Maria Sibelius with her children Linda and Janne in 1867
Johan Christian Julius Sibelius was born on the 8th December 1865 in Hämeenlinna, a small garrison town in the Grand Duchy of Finland. The country was at that time part of the Russian Empire. His father was Christian Gustaf Sibelius, a 44-year-old medical doctor who was City Medical Officer and physician to the Hämeenlinna Sniper Battalion. The composer’s mother was Maria Charlotta Sibelius, née Borg, who was aged 24 at the time of his birth.
The couple decided to call their son Janne in memory of Doctor Sibelius's brother, Johan
"Janne" Sibelius, who had been the captain of a merchant ship. Later on it became Janne’s habit to modify his official first names, writing them in the order Johan Julius Christian. During his student years, he began to use visiting cards which he had found in the estate of his uncle, Johan Sibelius. In the fashion of the times, his uncle had written his name on the cards using a French form. Thus Johan Christian Julius
"Janne" Sibelius became known to posterity as Jean Sibelius.
Janne's father died of typhoid fever in July 1868, during years of severe famine. Janne was left with a vague recollection of a cigar-scented father, who had clasped the boy in his arms and shown him a picture book with a picture of a white swan.
Doctor Sibelius had had to pay about 13,500 euros (in today’s money) to settle the debts of friends for whom he had stood guarantor. Moreover, the debts of the estate with funeral expenses amounted to 15,000 euros. The estate was declared bankrupt, and most of the personal property was taken over by creditors. Maria Sibelius’s widow’s pension was not sufficient to maintain a house of her own. She and the children had to move in with her mother, Katarina Borg (née Haartman), who was the wife of a Dean.
Katarina Borg (1812-1892), the composer's grandmother
Little Janne had a vivid imagination. When his mother was playing the square piano, he crawled under it and tried to associate the notes he heard with the colours of the stripes of the rag rug. He made up stories about fairies, and about fires which he imagined he had seen in the neighbouring houses. Janne's relatives took him to concerts from an early age, and from the age of four he tried to pick out chords and melodies on the piano.

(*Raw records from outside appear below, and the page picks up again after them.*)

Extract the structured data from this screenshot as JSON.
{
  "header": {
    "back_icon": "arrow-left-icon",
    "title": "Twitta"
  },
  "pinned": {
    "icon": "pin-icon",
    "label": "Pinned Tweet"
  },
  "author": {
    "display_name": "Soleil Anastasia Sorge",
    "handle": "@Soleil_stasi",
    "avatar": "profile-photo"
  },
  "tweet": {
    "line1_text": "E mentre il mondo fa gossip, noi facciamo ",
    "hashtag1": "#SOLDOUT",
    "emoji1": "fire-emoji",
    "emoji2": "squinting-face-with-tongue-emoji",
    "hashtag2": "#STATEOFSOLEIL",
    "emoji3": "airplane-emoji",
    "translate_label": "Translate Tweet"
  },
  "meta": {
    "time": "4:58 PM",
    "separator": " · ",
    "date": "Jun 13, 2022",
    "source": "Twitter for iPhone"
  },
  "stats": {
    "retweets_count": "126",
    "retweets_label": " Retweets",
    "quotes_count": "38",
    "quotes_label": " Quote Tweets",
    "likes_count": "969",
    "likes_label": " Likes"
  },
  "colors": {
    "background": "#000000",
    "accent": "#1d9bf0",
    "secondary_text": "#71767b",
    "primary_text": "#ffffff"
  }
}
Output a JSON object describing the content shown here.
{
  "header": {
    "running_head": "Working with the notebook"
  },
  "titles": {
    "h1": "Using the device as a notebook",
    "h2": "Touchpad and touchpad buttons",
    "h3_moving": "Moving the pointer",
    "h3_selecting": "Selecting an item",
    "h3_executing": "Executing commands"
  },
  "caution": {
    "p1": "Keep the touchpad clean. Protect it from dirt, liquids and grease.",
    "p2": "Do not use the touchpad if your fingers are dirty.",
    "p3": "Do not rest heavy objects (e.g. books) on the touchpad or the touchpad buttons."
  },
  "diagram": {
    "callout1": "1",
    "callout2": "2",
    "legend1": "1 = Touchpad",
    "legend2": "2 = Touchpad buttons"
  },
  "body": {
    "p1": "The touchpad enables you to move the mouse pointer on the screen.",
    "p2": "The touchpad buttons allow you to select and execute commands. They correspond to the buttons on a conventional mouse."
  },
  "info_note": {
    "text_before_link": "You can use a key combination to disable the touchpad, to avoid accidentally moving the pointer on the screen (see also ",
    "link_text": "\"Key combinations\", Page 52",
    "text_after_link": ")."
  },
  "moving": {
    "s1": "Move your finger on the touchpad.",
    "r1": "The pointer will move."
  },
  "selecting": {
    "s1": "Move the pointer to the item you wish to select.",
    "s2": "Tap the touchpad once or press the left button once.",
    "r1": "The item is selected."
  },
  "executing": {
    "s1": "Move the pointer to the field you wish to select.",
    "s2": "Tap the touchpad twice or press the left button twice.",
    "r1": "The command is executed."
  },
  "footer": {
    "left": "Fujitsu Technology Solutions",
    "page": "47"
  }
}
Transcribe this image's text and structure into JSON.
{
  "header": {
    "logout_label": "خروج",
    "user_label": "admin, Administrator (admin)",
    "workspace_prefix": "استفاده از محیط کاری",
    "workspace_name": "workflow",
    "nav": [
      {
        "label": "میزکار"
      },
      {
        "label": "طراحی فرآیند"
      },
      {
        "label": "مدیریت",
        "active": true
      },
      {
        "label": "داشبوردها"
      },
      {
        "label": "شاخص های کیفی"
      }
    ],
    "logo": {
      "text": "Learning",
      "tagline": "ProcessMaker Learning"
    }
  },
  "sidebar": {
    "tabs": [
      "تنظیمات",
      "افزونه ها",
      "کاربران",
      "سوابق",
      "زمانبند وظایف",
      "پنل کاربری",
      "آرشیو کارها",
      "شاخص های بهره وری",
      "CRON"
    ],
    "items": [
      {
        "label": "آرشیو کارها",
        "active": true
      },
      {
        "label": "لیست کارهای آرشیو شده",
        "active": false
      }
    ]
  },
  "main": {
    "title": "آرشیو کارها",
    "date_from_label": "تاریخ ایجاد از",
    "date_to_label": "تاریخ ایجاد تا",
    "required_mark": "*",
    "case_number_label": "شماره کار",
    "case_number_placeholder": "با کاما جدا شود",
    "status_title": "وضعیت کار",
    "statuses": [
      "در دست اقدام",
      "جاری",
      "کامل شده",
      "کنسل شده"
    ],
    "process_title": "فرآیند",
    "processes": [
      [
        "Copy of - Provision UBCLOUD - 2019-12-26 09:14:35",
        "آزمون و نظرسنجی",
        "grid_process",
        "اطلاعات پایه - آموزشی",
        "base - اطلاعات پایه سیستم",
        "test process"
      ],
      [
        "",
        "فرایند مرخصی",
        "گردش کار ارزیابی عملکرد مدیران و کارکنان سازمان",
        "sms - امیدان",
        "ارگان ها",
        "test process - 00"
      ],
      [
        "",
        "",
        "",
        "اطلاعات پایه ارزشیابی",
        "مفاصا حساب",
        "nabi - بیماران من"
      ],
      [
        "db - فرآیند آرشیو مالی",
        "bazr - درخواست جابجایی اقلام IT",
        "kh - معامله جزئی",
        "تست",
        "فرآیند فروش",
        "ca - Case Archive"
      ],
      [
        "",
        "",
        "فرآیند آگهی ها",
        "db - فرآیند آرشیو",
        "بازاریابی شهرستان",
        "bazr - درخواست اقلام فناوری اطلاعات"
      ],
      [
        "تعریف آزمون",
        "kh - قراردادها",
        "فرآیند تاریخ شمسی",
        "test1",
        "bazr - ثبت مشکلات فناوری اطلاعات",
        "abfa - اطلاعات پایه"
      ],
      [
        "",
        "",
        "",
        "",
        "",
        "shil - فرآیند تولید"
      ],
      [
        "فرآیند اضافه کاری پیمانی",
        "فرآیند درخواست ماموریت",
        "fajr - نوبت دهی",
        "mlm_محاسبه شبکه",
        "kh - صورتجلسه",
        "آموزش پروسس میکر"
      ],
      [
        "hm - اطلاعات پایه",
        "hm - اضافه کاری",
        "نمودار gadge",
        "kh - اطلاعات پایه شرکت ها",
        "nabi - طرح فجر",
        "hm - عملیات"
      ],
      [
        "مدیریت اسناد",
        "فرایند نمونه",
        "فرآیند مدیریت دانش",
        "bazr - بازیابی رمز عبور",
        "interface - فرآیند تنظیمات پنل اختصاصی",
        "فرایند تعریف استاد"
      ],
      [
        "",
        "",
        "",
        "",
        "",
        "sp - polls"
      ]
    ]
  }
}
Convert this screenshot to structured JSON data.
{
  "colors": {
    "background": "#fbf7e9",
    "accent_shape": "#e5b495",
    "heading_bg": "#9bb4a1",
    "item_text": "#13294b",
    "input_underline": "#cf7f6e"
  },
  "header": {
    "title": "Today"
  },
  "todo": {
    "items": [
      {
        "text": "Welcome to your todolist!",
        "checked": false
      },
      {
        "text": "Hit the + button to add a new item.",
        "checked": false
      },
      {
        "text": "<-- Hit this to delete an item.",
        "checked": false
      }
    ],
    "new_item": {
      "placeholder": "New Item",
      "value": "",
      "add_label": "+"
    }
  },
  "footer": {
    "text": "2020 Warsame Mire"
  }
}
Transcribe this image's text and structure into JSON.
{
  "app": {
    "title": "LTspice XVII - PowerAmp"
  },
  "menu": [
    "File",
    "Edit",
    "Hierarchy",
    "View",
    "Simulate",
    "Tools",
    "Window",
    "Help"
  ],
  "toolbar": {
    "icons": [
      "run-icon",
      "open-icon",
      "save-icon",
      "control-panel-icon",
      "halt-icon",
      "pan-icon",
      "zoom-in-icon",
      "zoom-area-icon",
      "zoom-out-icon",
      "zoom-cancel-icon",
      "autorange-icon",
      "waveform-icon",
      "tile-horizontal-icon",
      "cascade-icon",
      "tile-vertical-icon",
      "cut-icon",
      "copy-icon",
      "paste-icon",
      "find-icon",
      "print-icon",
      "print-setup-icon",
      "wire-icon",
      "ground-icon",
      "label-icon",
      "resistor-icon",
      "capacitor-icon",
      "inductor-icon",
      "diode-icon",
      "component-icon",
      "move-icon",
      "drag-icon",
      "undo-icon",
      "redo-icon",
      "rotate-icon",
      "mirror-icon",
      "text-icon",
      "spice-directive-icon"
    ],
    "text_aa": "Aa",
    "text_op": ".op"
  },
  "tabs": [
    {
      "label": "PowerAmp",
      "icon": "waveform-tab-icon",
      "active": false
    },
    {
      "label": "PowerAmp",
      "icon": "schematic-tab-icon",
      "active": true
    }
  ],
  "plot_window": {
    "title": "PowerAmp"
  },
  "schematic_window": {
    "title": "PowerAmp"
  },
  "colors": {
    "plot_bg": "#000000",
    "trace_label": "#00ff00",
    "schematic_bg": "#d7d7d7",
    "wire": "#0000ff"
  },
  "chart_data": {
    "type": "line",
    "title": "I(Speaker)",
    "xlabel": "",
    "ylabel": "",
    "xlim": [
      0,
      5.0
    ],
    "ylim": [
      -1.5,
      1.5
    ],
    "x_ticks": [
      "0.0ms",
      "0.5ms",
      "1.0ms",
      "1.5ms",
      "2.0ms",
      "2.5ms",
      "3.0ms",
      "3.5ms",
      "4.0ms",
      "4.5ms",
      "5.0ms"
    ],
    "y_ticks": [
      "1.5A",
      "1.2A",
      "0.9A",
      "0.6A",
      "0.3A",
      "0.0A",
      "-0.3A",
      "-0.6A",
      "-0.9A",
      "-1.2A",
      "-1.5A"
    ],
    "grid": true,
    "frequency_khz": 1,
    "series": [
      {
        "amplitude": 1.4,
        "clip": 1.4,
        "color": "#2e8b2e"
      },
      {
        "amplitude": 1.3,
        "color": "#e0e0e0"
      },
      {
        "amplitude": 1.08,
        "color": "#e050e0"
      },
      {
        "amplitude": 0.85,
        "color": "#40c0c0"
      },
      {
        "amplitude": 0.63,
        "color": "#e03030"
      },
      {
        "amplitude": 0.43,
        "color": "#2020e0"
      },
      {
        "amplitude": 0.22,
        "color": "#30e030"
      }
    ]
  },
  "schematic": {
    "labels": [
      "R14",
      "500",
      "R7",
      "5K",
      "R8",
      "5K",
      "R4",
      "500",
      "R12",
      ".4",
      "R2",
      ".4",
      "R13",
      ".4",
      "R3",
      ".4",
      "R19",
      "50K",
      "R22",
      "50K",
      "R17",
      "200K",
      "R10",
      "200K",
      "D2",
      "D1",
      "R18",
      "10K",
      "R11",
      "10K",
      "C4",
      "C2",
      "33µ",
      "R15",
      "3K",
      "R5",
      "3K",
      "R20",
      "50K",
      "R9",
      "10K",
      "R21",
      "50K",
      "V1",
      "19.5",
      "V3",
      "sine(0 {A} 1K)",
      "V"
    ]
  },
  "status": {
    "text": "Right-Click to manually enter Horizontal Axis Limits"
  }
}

The family spent the summers with Janne's paternal grandmother Katarina Fredrika Sibelius and his aunt Evelina Sibelius in Loviisa. There they attended summer concerts where Janne would make loud comments on the music from the audience. In Loviisa, the Sucksdorffs, who were related to the Sibelius family, arranged musical and poetry evenings at which little Janne was present.
"Loviisa was my sun and joy. Hämeenlinna was my school town, Loviisa was freedom," Sibelius recollected later.
An example of the young Sibelius’s imagination: an illustration in a letter to his aunt Evelina, December 1875.
In the autumn of 1872 Janne started at the Swedish preparatory school of Eva Savonius. The boy was restless, and he was often put under the teacher's desk as a punishment. During these years, Aunt Julia tried to give Janne more systematic piano lessons, hitting him
"on the fingers with a knitting needle" after every wrong note. The method did not suit Janne, who soon lapsed into improvising and criticising Aunt Julia's music students.
Nevertheless, under his aunt's instruction – if not before – the boy learned to read music. In the years that followed he played music that interested him, both solo pieces and piano duets with his big sister Linda. Linda recollected later that Janne also wrote compositions
"at quite an early age" for piano and violin.
Janne’s mother tongue was Swedish, but in 1874 he was transferred to Lucina Hagman's Finnish-language preparatory school, since he had to learn Finnish in order to be admitted to the Hämeenlinna Normal Lyceum. Hämeenlinna was an unusual Finnish town for its time: there one could become a secondary school graduate in Finnish, but not in Swedish. Finland had been part of Sweden until 1809 and the dominant language of the educated classes was still Swedish, not Finnish.
At school, Janne's best friend was Walter von Konow from Lahinen Manor in Sääksmäki. Janne's imagination was now in full flow: the boys and their friends improvised fairy plays, and they started up a little orchestra which used instruments such as
"triangles, harmonicas, toy ocarinas and bells". Janne conducted the concerts from the piano.
"Janne" Sibelius as a young secondary school student
In 1876 Janne applied for and was admitted to Hämeenlinna Finnish Normal Lyceum. Music played no significant part in the syllabus of the school, and
the singing lessons did not really reveal Janne's talent. During the first years, his mark for singing was eight (i.e. fairly good).
Sibelius was considered an absent-minded pupil, who preferred to write music notes in the margins of his exercise books. However, he did well in mathematics and botany. In his leisure time, Janne was a bookworm, and later he took up hunting. He read a great deal and admired Runeberg, the poet, so greatly that when he visited the poet's tomb he felt that Runeberg’s soul had flowed into him.
Johan Ludvig Runeberg (1804-1877)